### DATA SUPPLIED
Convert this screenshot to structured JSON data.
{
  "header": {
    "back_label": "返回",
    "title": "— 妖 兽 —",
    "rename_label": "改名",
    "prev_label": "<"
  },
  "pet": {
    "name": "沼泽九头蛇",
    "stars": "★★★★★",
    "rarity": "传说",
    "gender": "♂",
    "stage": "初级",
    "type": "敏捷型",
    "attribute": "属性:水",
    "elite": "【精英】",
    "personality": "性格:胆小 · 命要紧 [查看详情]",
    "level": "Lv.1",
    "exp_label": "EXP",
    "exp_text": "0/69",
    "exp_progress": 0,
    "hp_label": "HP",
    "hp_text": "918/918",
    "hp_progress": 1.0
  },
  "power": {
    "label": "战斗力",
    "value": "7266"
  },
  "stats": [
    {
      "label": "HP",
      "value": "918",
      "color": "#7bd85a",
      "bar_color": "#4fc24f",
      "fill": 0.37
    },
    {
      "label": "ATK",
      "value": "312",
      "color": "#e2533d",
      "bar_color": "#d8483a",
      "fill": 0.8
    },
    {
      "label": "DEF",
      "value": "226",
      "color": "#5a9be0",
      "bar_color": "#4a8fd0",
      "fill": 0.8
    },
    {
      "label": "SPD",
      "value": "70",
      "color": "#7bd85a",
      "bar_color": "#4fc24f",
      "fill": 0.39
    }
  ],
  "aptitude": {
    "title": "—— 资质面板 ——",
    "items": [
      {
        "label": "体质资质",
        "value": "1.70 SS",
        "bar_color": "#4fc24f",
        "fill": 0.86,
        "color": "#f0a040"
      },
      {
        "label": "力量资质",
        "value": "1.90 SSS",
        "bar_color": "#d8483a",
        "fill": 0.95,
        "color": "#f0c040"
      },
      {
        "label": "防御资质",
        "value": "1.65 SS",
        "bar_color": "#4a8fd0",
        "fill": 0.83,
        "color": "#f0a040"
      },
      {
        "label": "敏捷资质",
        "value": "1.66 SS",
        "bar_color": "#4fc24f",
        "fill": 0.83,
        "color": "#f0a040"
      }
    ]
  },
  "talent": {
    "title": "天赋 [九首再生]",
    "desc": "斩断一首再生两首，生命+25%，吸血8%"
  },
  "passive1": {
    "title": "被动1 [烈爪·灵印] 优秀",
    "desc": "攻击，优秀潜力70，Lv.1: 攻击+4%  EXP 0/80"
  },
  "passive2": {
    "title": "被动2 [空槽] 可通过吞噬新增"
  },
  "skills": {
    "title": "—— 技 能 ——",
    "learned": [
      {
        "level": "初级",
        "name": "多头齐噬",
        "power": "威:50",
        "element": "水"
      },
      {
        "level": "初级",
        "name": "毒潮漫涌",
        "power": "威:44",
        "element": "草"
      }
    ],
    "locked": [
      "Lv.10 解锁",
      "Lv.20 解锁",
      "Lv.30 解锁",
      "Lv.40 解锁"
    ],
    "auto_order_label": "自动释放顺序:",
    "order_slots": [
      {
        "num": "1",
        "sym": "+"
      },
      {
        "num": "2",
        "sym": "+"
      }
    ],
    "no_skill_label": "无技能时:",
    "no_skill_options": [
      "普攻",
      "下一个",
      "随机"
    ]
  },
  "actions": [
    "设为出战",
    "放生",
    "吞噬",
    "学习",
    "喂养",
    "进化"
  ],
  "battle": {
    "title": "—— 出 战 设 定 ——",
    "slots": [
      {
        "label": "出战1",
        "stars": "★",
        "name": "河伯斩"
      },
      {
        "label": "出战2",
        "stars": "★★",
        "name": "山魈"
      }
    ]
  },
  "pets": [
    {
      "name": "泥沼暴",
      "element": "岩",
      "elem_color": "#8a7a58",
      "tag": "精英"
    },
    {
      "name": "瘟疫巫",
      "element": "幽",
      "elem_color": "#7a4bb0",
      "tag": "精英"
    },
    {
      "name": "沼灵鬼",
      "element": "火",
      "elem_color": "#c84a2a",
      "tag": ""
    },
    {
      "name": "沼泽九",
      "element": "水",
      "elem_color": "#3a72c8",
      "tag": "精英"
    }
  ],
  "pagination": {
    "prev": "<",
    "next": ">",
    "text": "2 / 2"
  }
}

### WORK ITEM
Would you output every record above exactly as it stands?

### EXERCISE RESULT
Convert this screenshot to structured JSON data.
{
  "header": {
    "back_label": "返回",
    "title": "— 妖 兽 —",
    "rename_label": "改名",
    "prev_label": "<"
  },
  "pet": {
    "name": "沼泽九头蛇",
    "stars": "★★★★★",
    "rarity": "传说",
    "gender": "♂",
    "stage": "初级",
    "type": "敏捷型",
    "attribute": "属性:水",
    "elite": "【精英】",
    "personality": "性格:胆小 · 命要紧 [查看详情]",
    "level": "Lv.1",
    "exp_label": "EXP",
    "exp_text": "0/69",
    "exp_progress": 0,
    "hp_label": "HP",
    "hp_text": "918/918",
    "hp_progress": 1.0
  },
  "power": {
    "label": "战斗力",
    "value": "7266"
  },
  "stats": [
    {
      "label": "HP",
      "value": "918",
      "color": "#7bd85a",
      "bar_color": "#4fc24f",
      "fill": 0.37
    },
    {
      "label": "ATK",
      "value": "312",
      "color": "#e2533d",
      "bar_color": "#d8483a",
      "fill": 0.8
    },
    {
      "label": "DEF",
      "value": "226",
      "color": "#5a9be0",
      "bar_color": "#4a8fd0",
      "fill": 0.8
    },
    {
      "label": "SPD",
      "value": "70",
      "color": "#7bd85a",
      "bar_color": "#4fc24f",
      "fill": 0.39
    }
  ],
  "aptitude": {
    "title": "—— 资质面板 ——",
    "items": [
      {
        "label": "体质资质",
        "value": "1.70 SS",
        "bar_color": "#4fc24f",
        "fill": 0.86,
        "color": "#f0a040"
      },
      {
        "label": "力量资质",
        "value": "1.90 SSS",
        "bar_color": "#d8483a",
        "fill": 0.95,
        "color": "#f0c040"
      },
      {
        "label": "防御资质",
        "value": "1.65 SS",
        "bar_color": "#4a8fd0",
        "fill": 0.83,
        "color": "#f0a040"
      },
      {
        "label": "敏捷资质",
        "value": "1.66 SS",
        "bar_color": "#4fc24f",
        "fill": 0.83,
        "color": "#f0a040"
      }
    ]
  },
  "talent": {
    "title": "天赋 [九首再生]",
    "desc": "斩断一首再生两首，生命+25%，吸血8%"
  },
  "passive1": {
    "title": "被动1 [烈爪·灵印] 优秀",
    "desc": "攻击，优秀潜力70，Lv.1: 攻击+4%  EXP 0/80"
  },
  "passive2": {
    "title": "被动2 [空槽] 可通过吞噬新增"
  },
  "skills": {
    "title": "—— 技 能 ——",
    "learned": [
      {
        "level": "初级",
        "name": "多头齐噬",
        "power": "威:50",
        "element": "水"
      },
      {
        "level": "初级",
        "name": "毒潮漫涌",
        "power": "威:44",
        "element": "草"
      }
    ],
    "locked": [
      "Lv.10 解锁",
      "Lv.20 解锁",
      "Lv.30 解锁",
      "Lv.40 解锁"
    ],
    "auto_order_label": "自动释放顺序:",
    "order_slots": [
      {
        "num": "1",
        "sym": "+"
      },
      {
        "num": "2",
        "sym": "+"
      }
    ],
    "no_skill_label": "无技能时:",
    "no_skill_options": [
      "普攻",
      "下一个",
      "随机"
    ]
  },
  "actions": [
    "设为出战",
    "放生",
    "吞噬",
    "学习",
    "喂养",
    "进化"
  ],
  "battle": {
    "title": "—— 出 战 设 定 ——",
    "slots": [
      {
        "label": "出战1",
        "stars": "★",
        "name": "河伯斩"
      },
      {
        "label": "出战2",
        "stars": "★★",
        "name": "山魈"
      }
    ]
  },
  "pets": [
    {
      "name": "泥沼暴",
      "element": "岩",
      "elem_color": "#8a7a58",
      "tag": "精英"
    },
    {
      "name": "瘟疫巫",
      "element": "幽",
      "elem_color": "#7a4bb0",
      "tag": "精英"
    },
    {
      "name": "沼灵鬼",
      "element": "火",
      "elem_color": "#c84a2a",
      "tag": ""
    },
    {
      "name": "沼泽九",
      "element": "水",
      "elem_color": "#3a72c8",
      "tag": "精英"
    }
  ],
  "pagination": {
    "prev": "<",
    "next": ">",
    "text": "2 / 2"
  }
}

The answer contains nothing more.